Mondaq reserves the right to make changes to the services and/or the Website or part thereof, from time to time, and we may add, remove, modify and/or vary any elements of features and functionalities of the Website or the services.

Mondaq also reserves the right from time to time to monitor your Use of the Website and/or services.


The Content is general information only. It is not intended to constitute legal advice or seek to be the complete and comprehensive statement of the law, nor is it intended to address your specific requirements or provide advice on which reliance should be placed. Mondaq and/or its Contributors and other suppliers make no representations about the suitability of the information contained in the Content for any purpose. All Content provided "as is" without warranty of any kind. Mondaq and/or its Contributors and other suppliers hereby exclude and disclaim all representations, warranties or guarantees with regard to the Content, including all implied warranties and conditions of merchantability, fitness for a particular purpose, title and non-infringement. To the maximum extent permitted by law, Mondaq expressly excludes all representations, warranties, obligations, and liabilities arising out of or in connection with all Content. In no event shall Mondaq and/or its respective suppliers be liable for any special, indirect or consequential damages or any damages whatsoever resulting from loss of use, data or profits, whether in an action of contract, negligence or other tortious action, arising out of or in connection with the use of the Content or performance of Mondaq’s Services.


Mondaq may alter or amend these Terms by amending them on the Website. By continuing to Use the Services and/or the Website after such amendment, you will be deemed to have accepted any amendment to these Terms.

These Terms shall be governed by and construed in accordance with the laws of England and Wales and you irrevocably submit to the exclusive jurisdiction of the courts of England and Wales to settle any dispute which may arise out of or in connection with these Terms.

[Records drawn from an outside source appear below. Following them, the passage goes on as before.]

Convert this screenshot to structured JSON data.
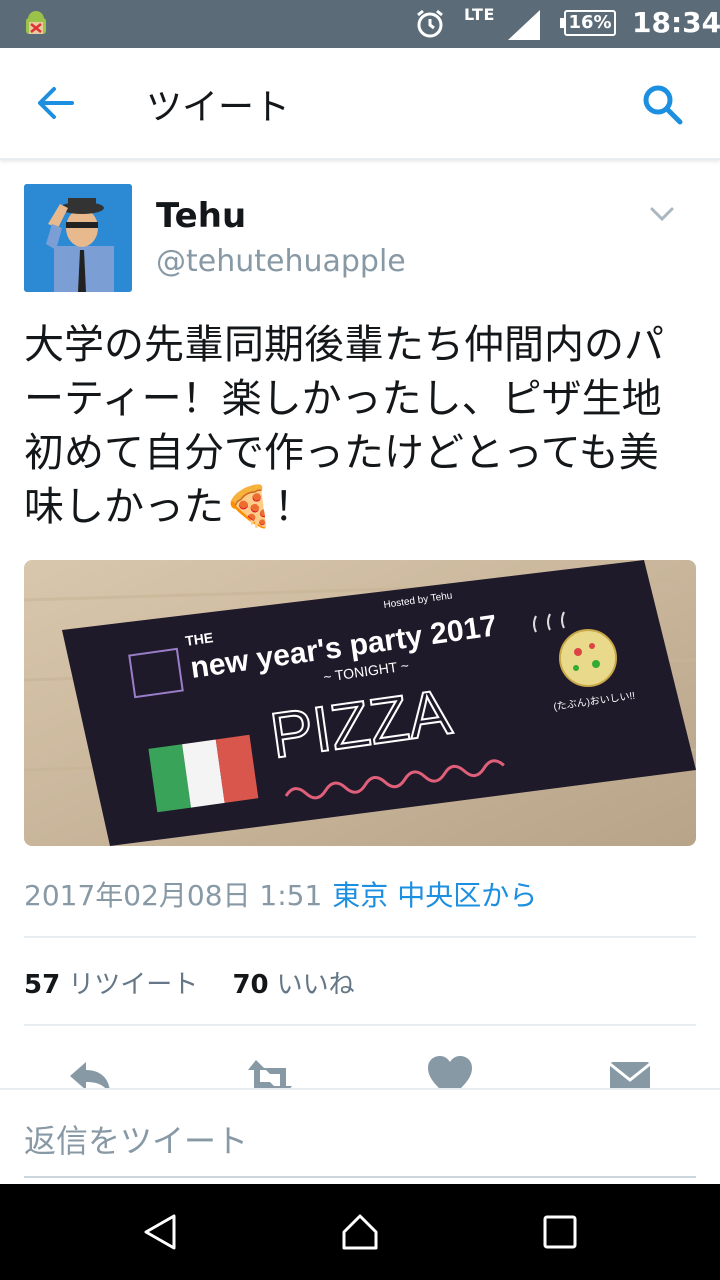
{
  "status_bar": {
    "network": "LTE",
    "battery": "16%",
    "time": "18:34"
  },
  "header": {
    "title": "ツイート"
  },
  "tweet": {
    "user_name": "Tehu",
    "user_handle": "@tehutehuapple",
    "text": "大学の先輩同期後輩たち仲間内のパーティー！楽しかったし、ピザ生地初めて自分で作ったけどとっても美味しかった🍕！",
    "image": {
      "title_small": "Hosted by Tehu",
      "title_the": "THE",
      "title_main": "new year's party 2017",
      "tonight": "~ TONIGHT ~",
      "pizza": "PIZZA",
      "note": "(たぶん)おいしい!!"
    },
    "timestamp": "2017年02月08日 1:51",
    "location": "東京 中央区から",
    "retweet_count": "57",
    "retweet_label": "リツイート",
    "like_count": "70",
    "like_label": "いいね"
  },
  "reply": {
    "placeholder": "返信をツイート"
  },
  "colors": {
    "status_bar": "#5b6b78",
    "accent": "#1d8fe0",
    "secondary_text": "#8899a6"
  }
}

If you live outside the United Kingdom, English law shall apply only to the extent that English law shall not deprive you of any legal protection accorded in accordance with the law of the place where you are habitually resident ("Local Law"). In the event English law deprives you of any legal protection which is accorded to you under Local Law, then these terms shall be governed by Local Law and any dispute or claim arising out of or in connection with these Terms shall be subject to the non-exclusive jurisdiction of the courts where you are habitually resident.

You may print and keep a copy of these Terms, which form the entire agreement between you and Mondaq and supersede any other communications or advertising in respect of the Service and/or the Website.

No delay in exercising or non-exercise by you and/or Mondaq of any of its rights under or in connection with these Terms shall operate as a waiver or release of each of your or Mondaq’s right. Rather, any such waiver or release must be specifically granted in writing signed by the party granting it.

If any part of these Terms is held unenforceable, that part shall be enforced to the maximum extent permissible so as to give effect to the intent of the parties, and the Terms shall continue in full force and effect.

Mondaq shall not incur any liability to you on account of any loss or damage resulting from any delay or failure to perform all or any part of these Terms if such delay or failure is caused, in whole or in part, by events, occurrences, or causes beyond the control of Mondaq. Such events, occurrences or causes will include, without limitation, acts of God, strikes, lockouts, server and network failure, riots, acts of war, earthquakes, fire and explosions.

By clicking Register you state you have read and agree to our Terms and Conditions